= What the exercise asks =
Each line of the listing below that includes "title" should be reported.

= Source information =

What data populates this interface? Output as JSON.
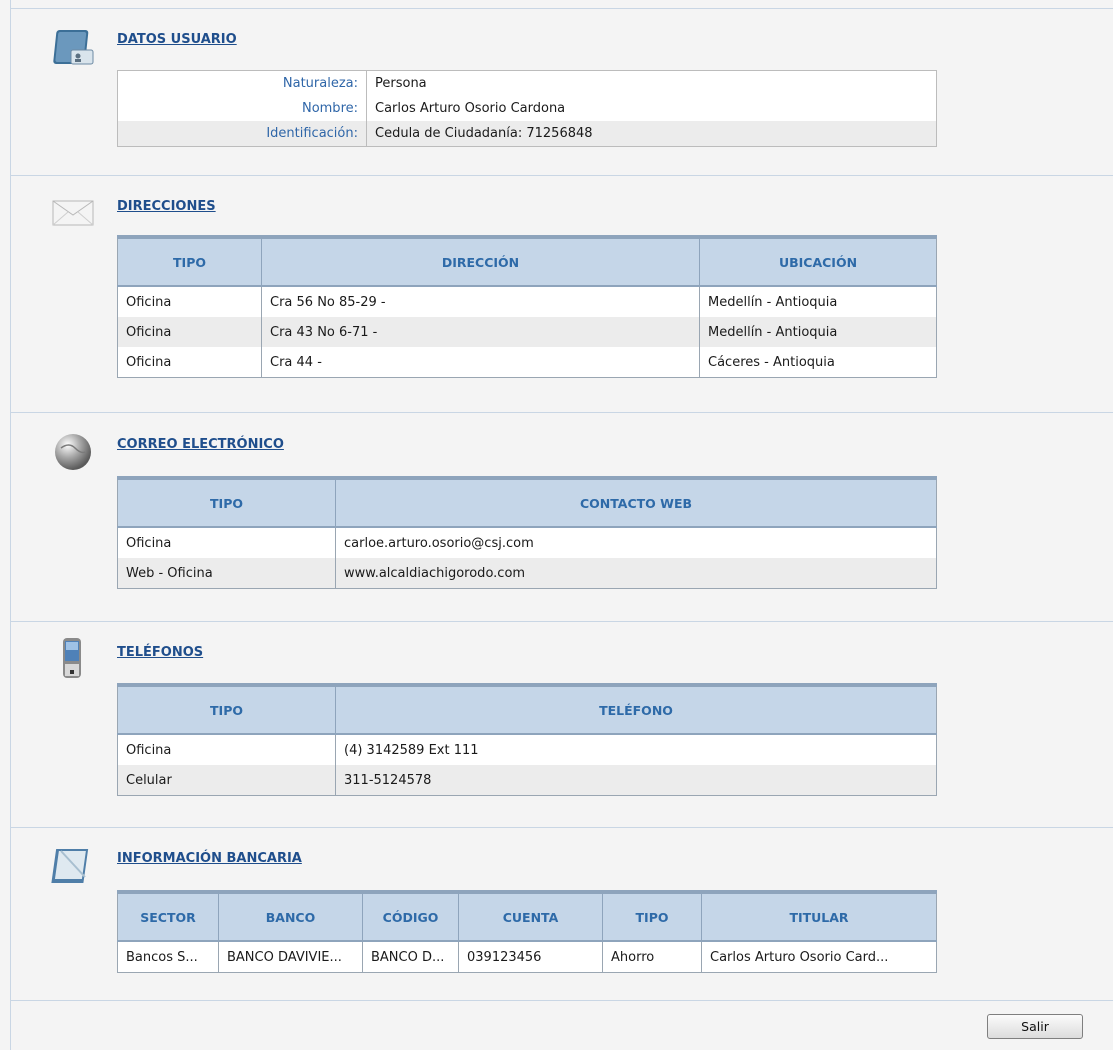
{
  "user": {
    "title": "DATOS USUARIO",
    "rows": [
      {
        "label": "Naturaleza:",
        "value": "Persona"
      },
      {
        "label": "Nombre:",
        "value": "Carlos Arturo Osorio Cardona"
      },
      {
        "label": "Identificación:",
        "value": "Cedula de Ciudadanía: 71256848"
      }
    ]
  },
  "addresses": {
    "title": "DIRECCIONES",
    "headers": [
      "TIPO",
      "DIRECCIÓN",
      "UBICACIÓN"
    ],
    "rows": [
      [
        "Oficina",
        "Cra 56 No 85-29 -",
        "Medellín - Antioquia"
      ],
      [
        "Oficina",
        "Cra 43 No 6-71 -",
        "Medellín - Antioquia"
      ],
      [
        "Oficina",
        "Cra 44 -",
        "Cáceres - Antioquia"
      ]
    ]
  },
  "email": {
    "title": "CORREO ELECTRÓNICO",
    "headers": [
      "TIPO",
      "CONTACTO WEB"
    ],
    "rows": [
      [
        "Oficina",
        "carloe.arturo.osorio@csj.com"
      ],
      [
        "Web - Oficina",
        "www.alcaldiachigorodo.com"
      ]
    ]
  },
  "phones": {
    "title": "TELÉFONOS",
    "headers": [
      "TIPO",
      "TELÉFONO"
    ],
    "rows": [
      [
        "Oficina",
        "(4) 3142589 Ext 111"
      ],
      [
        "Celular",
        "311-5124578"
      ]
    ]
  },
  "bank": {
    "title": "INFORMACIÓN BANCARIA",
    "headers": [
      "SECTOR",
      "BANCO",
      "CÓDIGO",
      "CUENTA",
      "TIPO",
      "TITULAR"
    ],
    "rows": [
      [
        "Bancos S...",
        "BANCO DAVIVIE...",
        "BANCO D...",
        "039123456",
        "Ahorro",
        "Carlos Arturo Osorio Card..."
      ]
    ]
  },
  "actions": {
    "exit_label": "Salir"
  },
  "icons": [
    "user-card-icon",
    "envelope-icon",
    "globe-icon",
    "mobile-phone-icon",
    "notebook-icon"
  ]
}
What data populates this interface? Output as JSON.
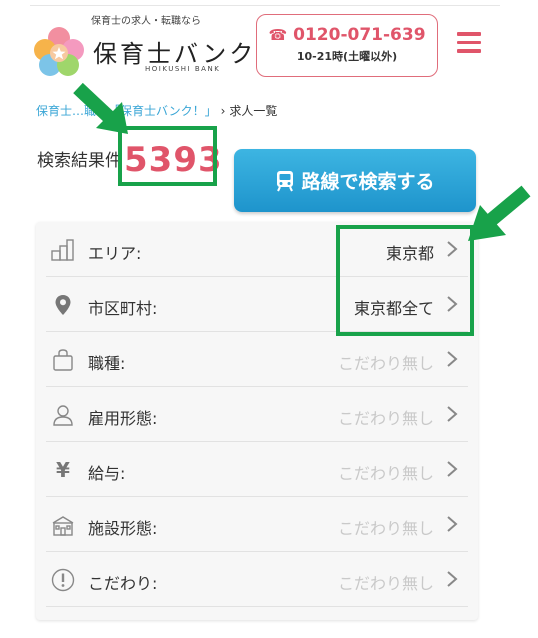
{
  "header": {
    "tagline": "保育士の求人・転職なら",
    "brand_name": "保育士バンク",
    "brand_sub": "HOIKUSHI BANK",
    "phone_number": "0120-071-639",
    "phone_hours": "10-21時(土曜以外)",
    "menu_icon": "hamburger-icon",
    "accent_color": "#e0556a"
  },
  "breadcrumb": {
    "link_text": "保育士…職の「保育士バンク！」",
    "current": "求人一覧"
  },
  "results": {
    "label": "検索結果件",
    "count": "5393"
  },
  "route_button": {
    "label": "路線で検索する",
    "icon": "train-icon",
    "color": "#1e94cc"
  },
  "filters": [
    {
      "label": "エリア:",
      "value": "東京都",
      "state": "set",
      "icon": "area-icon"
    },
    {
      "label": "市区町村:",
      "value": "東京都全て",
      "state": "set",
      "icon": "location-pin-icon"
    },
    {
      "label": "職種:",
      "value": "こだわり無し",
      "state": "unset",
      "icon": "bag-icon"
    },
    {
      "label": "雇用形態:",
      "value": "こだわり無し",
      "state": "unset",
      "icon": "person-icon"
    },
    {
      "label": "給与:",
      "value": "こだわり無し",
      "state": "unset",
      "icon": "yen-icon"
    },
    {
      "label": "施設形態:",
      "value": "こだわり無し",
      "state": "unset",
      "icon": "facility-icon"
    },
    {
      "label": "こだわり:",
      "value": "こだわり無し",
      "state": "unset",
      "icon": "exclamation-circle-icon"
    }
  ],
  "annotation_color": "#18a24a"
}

= The completed task =
    "title": "DATOS USUARIO",
    "title": "DIRECCIONES",
    "title": "CORREO ELECTRÓNICO",
    "title": "TELÉFONOS",
    "title": "INFORMACIÓN BANCARIA",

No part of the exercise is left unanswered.